City of Lakeland Transportation Planner, Chuck Barmby said, “The unsafe conditions of South Florida Avenue through the Dixieland corridor raised concerns and moved FDOT to initiate the South Florida Avenue traffic study through the Dixieland area in 2016. This was a “first-of-its-kind” study in Florida that included traditional transportation analyses, and innovative components such as a marketing analysis, a day-long community planning meeting (known as a charrette), a week-long design studio within a storefront on the corridor, public meetings, and interviews with stakeholders in the study area.”
The 2016 study also evaluated potential development sites, parking inventory, and transportation alternatives including the initiation of the South Florida Avenue road diet to expand lane widths to meet today’s safety requirements. The City of Lakeland created a storyboard that helps give background information on the project. The storyboard can be found here: http://bit.ly/LakelandRoadDietTest.
Barmby said, “We continue to get a lot of questions regarding the impact to neighboring side streets. We are starting to compile the test data that we will soon be sharing with the community. It is also important for the community to know that the Citrus Connection established a new bus route called the Peach Line that does not have any stops in the one-mile lane reduction area, so travelers are not hindered by frequent bus stops through the corridor.”
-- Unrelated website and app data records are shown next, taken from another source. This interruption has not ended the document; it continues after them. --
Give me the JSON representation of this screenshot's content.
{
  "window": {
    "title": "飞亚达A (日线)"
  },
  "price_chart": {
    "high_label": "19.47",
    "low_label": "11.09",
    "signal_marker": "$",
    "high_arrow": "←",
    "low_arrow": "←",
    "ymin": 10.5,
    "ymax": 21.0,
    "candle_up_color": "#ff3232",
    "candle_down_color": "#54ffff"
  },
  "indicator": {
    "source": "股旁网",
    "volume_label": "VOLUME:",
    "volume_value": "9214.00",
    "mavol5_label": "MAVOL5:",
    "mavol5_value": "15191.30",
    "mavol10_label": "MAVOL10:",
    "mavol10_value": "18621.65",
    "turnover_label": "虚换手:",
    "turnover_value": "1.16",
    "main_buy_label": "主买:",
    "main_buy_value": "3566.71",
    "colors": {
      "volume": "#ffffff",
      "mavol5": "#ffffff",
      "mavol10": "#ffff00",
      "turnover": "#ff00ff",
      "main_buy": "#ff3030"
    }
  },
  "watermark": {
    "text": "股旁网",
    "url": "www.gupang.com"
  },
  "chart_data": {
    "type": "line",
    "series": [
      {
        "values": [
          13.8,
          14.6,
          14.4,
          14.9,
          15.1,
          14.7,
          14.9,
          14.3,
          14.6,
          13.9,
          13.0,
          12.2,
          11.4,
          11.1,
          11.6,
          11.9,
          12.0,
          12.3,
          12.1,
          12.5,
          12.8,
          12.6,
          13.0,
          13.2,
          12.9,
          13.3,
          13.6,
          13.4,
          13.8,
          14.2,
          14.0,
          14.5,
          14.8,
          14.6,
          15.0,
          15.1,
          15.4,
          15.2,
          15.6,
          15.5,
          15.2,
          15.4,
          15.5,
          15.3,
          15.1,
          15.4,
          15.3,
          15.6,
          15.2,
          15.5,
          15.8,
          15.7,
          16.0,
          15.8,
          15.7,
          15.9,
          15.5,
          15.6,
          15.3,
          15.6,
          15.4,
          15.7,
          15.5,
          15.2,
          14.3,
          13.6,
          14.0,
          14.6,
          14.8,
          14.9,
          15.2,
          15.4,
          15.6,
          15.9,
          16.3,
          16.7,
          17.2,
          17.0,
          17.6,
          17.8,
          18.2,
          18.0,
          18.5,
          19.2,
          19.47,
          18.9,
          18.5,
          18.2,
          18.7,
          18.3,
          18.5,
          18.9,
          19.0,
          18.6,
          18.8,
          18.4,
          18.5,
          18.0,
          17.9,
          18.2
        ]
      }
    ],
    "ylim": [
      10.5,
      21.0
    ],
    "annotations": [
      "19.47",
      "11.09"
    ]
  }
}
The testing phase is complete and now FDOT is compiling data from the monitoring sensors. A public meeting hosted by the City of Lakeland and FDOT will take place at the RP Funding Center on July 11 to share the study results and to gather community input.
For more information on this FDOT project, visit swflroads.com/sr37/arianatolime....
For over a decade, the Lakeland community has struggled with how to make Florida Avenue a safer and more functional street for all users to enhance the economic vitality of Dixieland Downtown and the surrounding neighborhoods.
There was an open-house style public meeting at the RP Funding Center on July 11, 2022 to share information about the project and allow the community to weigh in before the city commission votes on how to proceed. The meeting drew 118 participants as well as several elected officials. It was co-hosted by the Florida Department of Transportation and the City of Lakeland.
These were poster boards displayed at the meeting | view PDFs here
The one-mile section of S. Florida Avenue between Ariana St. and Lime St. has been monitored by more than 90 BlueTOAD sensors and dozens of cameras since before the pilot project began. Data has been collected by the City of Lakeland’s Traffic Management Center, the Florida Department of Transportation, and Traffic Engineering Data Solutions, Inc.
How has the 'road diet" impacted travel times? | view here
The FDOT conducted a survey using the MetroQuest platform, which allowed residents to drop pins on a map and share specific suggestions or comments. The survey received 2,276 responses. Participants' top priorities included driving improvements, traffic congestion management, pedestrian improvements, economic development, and beautification. More information about the results will be presented to the city commission in the fall.
South Florida Avenue Road Diet City Commission Workshop - August 2, 2021 | view here
FDOT | view here